Ken: And for those who are inspired by everything you do and by the potential of the LEGO Ideas set, how do they move forward with their own ideas?
Maia: Yes. If you want to build your own and if you want to do anything like that, you go to LEGO Ideas, and you can just upload your idea. Again, I don’t remember how old you need to be, I think you might need to be 13, but I have to double check that. And you can just go on there and just put your idea out there. And obviously, I wish you all luck in getting support for your sets. LEGO Ideas actually has other projects and activities beyond just product ideas, they have activities, they have prizes that they’ll put out a call for, okay, I think the current one is, show us a beach scene or show us by the sea. And so you can put out fun ideas that are based on prompts and LEGO will give prizes, and I don’t think they’ll produce the sets, but it’s a really fun community, so I do encourage people to get involved.
Ken: Awesome. And LEGO is so popular right now, there have been so many video games, LEGO City Undercover, LEGO Star Wars, and of course, LEGO Movie, LEGO Batman Movie. Even Ruth Bader Ginsburg, one of your Supreme Court Justices from your original Justice League set, was in one of the movies, that must have been very gratifying to finally see her as a LEGO character.
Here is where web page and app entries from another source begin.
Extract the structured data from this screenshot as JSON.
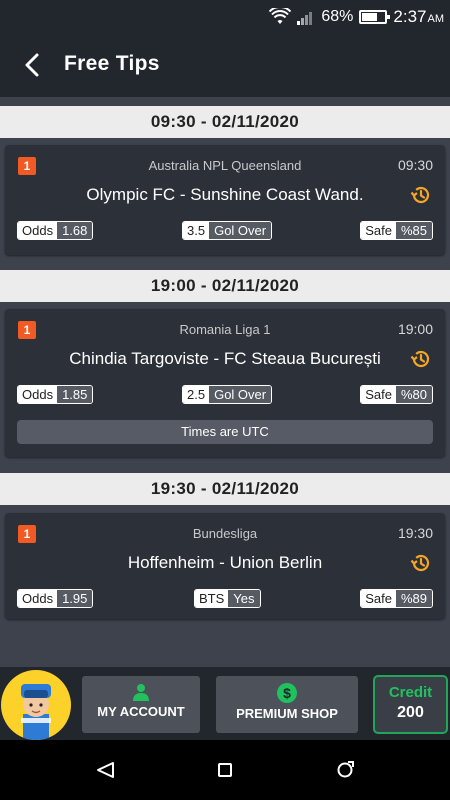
{
  "status_bar": {
    "battery": "68%",
    "battery_level": 0.68,
    "time": "2:37",
    "ampm": "AM",
    "icons": [
      "wifi-icon",
      "signal-icon",
      "battery-icon"
    ]
  },
  "app_bar": {
    "title": "Free Tips",
    "back_icon": "chevron-left-icon"
  },
  "sections": [
    {
      "date": "09:30 - 02/11/2020",
      "card": {
        "badge": "1",
        "league": "Australia NPL Queensland",
        "time": "09:30",
        "match": "Olympic FC - Sunshine Coast Wand.",
        "odds_label": "Odds",
        "odds_value": "1.68",
        "tip_label": "3.5",
        "tip_value": "Gol Over",
        "safe_label": "Safe",
        "safe_value": "%85"
      }
    },
    {
      "date": "19:00 - 02/11/2020",
      "card": {
        "badge": "1",
        "league": "Romania Liga 1",
        "time": "19:00",
        "match": "Chindia Targoviste - FC Steaua București",
        "odds_label": "Odds",
        "odds_value": "1.85",
        "tip_label": "2.5",
        "tip_value": "Gol Over",
        "safe_label": "Safe",
        "safe_value": "%80",
        "note": "Times are UTC"
      }
    },
    {
      "date": "19:30 - 02/11/2020",
      "card": {
        "badge": "1",
        "league": "Bundesliga",
        "time": "19:30",
        "match": "Hoffenheim - Union Berlin",
        "odds_label": "Odds",
        "odds_value": "1.95",
        "tip_label": "BTS",
        "tip_value": "Yes",
        "safe_label": "Safe",
        "safe_value": "%89"
      }
    }
  ],
  "bottom_bar": {
    "account_label": "MY ACCOUNT",
    "shop_label": "PREMIUM SHOP",
    "credit_label": "Credit",
    "credit_value": "200"
  },
  "colors": {
    "background": "#3d424c",
    "card": "#2c3038",
    "badge": "#f15a22",
    "history_icon": "#f5a623",
    "credit_accent": "#20c25e"
  }
}
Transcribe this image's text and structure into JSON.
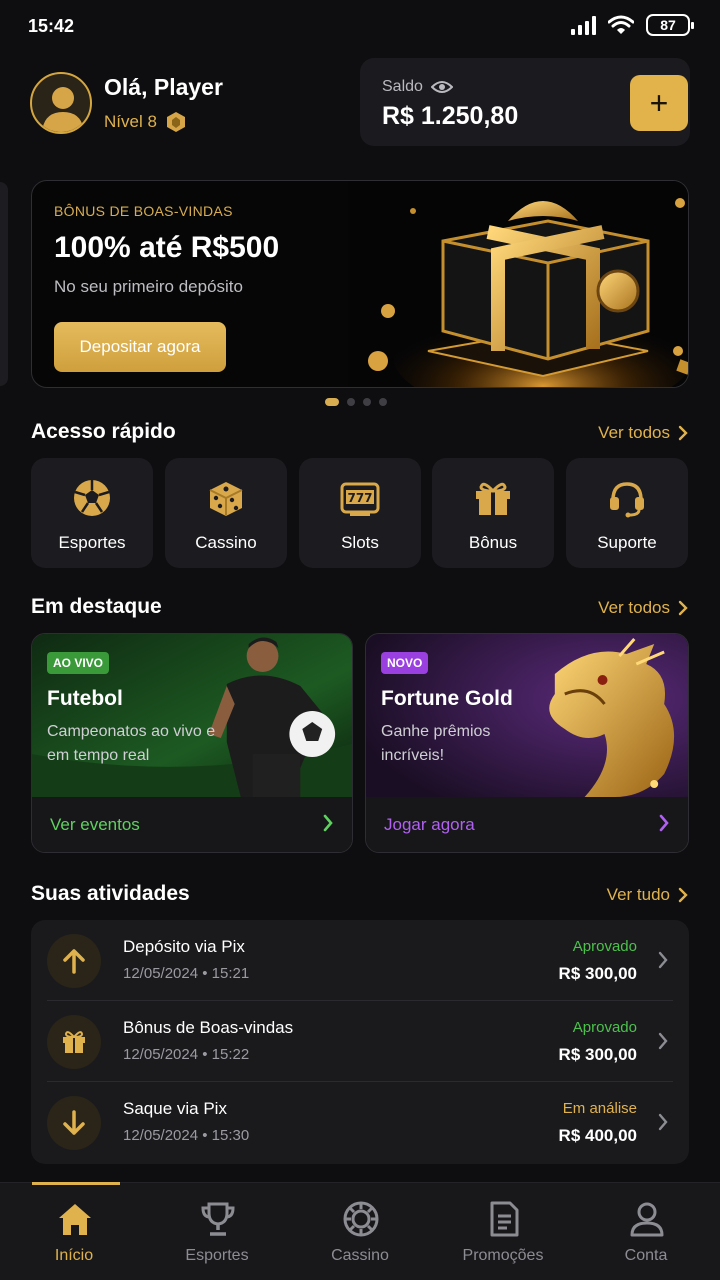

Maia: Well, yes, I mean, I’ve had mixed feelings about that, I got to say, because big to-do was made about, that’s not allowed, we can’t possibly honor someone who is currently in government. And then seeing it in the movie when I was like had a big slap on the wrist, that stung a little bit. I’m not going to lie, I was certainly happy that she was getting the recognition, that’s great. And I know she was happy about it, I think I saw something that she got a chuckle out of it. And so, ultimately, at the end of the day, yes, of course, of course, but personally, I’m not going to lie, I was like, now it’s okay.
Ken: Yes, I can see how that would be frustrating.
Maia: Yes. Any chance, any opportunity to bring people who have done amazing things into the limelight, whether it’s women or men, but I am really a proponent of just giving credit where it’s due in terms of people who have advanced science and engineering, as well as giving opportunities to people. Justice Ginsburg was a champion of equal rights for women, and yes, so I think that was wonderful.
Ken: That’s fantastic. And for those who want to do more than just up vote your idea, if they want to follow you on Twitter, where you’ve been talking about this project, where would they go for that?
Maia: Sure. Well, the LEGO handle for this specific set, which has been tweeting things specifically about the set, including little known facts and pictures about some of the women in the set, the Twitter is LEGOCSwomen on Twitter, and just my regular handle is the number 20, two, zero, T-A-U-R-I, Tauri, 20tauri.
Ken: And is that a constellation?
Maia: It is. Well, it’s the Pleiades cluster, and 20tauri is the one that’s called Maia, which is my name. So that’s why I picked it.
Ken: All the years I’ve known you, and I never knew that!
Ken: Well thank you, Maia, so much for your time. I have voted for your LEGO Idea project and I’m looking forward to buying it when it’s on store shelves.
Maia: Awesome. Thank you, Ken, so much. It was great talking with you.
Voiceover: This has been Polygamer, a Gamebits production. Find more episodes, read our blog, or send feedback at Polygamer.net.